A word-for-word printout of the listing below is needed.

START Recorded information

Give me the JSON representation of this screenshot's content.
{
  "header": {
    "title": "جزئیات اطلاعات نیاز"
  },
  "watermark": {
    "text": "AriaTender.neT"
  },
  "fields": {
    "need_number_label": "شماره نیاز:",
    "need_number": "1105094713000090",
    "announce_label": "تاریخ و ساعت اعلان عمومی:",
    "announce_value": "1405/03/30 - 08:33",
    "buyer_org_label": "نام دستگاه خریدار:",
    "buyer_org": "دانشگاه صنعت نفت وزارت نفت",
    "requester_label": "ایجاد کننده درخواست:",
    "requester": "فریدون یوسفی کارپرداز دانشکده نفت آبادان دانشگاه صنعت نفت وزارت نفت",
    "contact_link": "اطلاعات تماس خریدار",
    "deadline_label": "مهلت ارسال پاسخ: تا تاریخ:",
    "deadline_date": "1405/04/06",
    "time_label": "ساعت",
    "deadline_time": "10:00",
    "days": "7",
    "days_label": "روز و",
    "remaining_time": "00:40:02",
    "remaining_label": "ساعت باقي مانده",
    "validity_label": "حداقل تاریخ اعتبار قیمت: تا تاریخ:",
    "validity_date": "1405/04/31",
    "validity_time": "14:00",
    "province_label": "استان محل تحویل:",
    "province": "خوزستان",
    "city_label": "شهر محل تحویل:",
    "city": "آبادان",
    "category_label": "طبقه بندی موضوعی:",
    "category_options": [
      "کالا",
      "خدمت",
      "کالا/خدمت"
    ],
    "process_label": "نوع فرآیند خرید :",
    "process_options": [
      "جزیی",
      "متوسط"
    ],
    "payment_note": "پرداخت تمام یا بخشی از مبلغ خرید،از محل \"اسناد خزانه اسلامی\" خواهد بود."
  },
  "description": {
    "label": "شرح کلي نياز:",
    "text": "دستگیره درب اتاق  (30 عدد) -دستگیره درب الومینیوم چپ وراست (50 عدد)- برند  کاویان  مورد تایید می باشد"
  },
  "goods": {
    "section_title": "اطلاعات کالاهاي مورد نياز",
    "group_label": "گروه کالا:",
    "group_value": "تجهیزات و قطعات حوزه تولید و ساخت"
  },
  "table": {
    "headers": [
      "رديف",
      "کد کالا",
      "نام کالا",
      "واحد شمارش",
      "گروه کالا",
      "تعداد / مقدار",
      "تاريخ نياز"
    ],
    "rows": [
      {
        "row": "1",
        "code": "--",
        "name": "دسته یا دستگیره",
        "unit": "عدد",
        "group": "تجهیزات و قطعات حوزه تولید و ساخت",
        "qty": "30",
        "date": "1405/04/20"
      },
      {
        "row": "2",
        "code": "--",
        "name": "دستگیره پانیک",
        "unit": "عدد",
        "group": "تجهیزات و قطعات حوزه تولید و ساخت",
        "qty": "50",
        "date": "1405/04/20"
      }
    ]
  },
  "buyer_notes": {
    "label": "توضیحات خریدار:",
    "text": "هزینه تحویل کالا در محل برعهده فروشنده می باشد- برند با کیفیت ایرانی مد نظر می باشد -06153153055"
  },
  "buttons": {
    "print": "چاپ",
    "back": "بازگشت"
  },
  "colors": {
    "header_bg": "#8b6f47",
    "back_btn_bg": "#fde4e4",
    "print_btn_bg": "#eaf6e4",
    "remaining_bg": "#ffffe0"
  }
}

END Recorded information

Answer area →
Give me the JSON representation of this screenshot's content.
{
  "header": {
    "title": "جزئیات اطلاعات نیاز"
  },
  "watermark": {
    "text": "AriaTender.neT"
  },
  "fields": {
    "need_number_label": "شماره نیاز:",
    "need_number": "1105094713000090",
    "announce_label": "تاریخ و ساعت اعلان عمومی:",
    "announce_value": "1405/03/30 - 08:33",
    "buyer_org_label": "نام دستگاه خریدار:",
    "buyer_org": "دانشگاه صنعت نفت وزارت نفت",
    "requester_label": "ایجاد کننده درخواست:",
    "requester": "فریدون یوسفی کارپرداز دانشکده نفت آبادان دانشگاه صنعت نفت وزارت نفت",
    "contact_link": "اطلاعات تماس خریدار",
    "deadline_label": "مهلت ارسال پاسخ: تا تاریخ:",
    "deadline_date": "1405/04/06",
    "time_label": "ساعت",
    "deadline_time": "10:00",
    "days": "7",
    "days_label": "روز و",
    "remaining_time": "00:40:02",
    "remaining_label": "ساعت باقي مانده",
    "validity_label": "حداقل تاریخ اعتبار قیمت: تا تاریخ:",
    "validity_date": "1405/04/31",
    "validity_time": "14:00",
    "province_label": "استان محل تحویل:",
    "province": "خوزستان",
    "city_label": "شهر محل تحویل:",
    "city": "آبادان",
    "category_label": "طبقه بندی موضوعی:",
    "category_options": [
      "کالا",
      "خدمت",
      "کالا/خدمت"
    ],
    "process_label": "نوع فرآیند خرید :",
    "process_options": [
      "جزیی",
      "متوسط"
    ],
    "payment_note": "پرداخت تمام یا بخشی از مبلغ خرید،از محل \"اسناد خزانه اسلامی\" خواهد بود."
  },
  "description": {
    "label": "شرح کلي نياز:",
    "text": "دستگیره درب اتاق  (30 عدد) -دستگیره درب الومینیوم چپ وراست (50 عدد)- برند  کاویان  مورد تایید می باشد"
  },
  "goods": {
    "section_title": "اطلاعات کالاهاي مورد نياز",
    "group_label": "گروه کالا:",
    "group_value": "تجهیزات و قطعات حوزه تولید و ساخت"
  },
  "table": {
    "headers": [
      "رديف",
      "کد کالا",
      "نام کالا",
      "واحد شمارش",
      "گروه کالا",
      "تعداد / مقدار",
      "تاريخ نياز"
    ],
    "rows": [
      {
        "row": "1",
        "code": "--",
        "name": "دسته یا دستگیره",
        "unit": "عدد",
        "group": "تجهیزات و قطعات حوزه تولید و ساخت",
        "qty": "30",
        "date": "1405/04/20"
      },
      {
        "row": "2",
        "code": "--",
        "name": "دستگیره پانیک",
        "unit": "عدد",
        "group": "تجهیزات و قطعات حوزه تولید و ساخت",
        "qty": "50",
        "date": "1405/04/20"
      }
    ]
  },
  "buyer_notes": {
    "label": "توضیحات خریدار:",
    "text": "هزینه تحویل کالا در محل برعهده فروشنده می باشد- برند با کیفیت ایرانی مد نظر می باشد -06153153055"
  },
  "buttons": {
    "print": "چاپ",
    "back": "بازگشت"
  },
  "colors": {
    "header_bg": "#8b6f47",
    "back_btn_bg": "#fde4e4",
    "print_btn_bg": "#eaf6e4",
    "remaining_bg": "#ffffe0"
  }
}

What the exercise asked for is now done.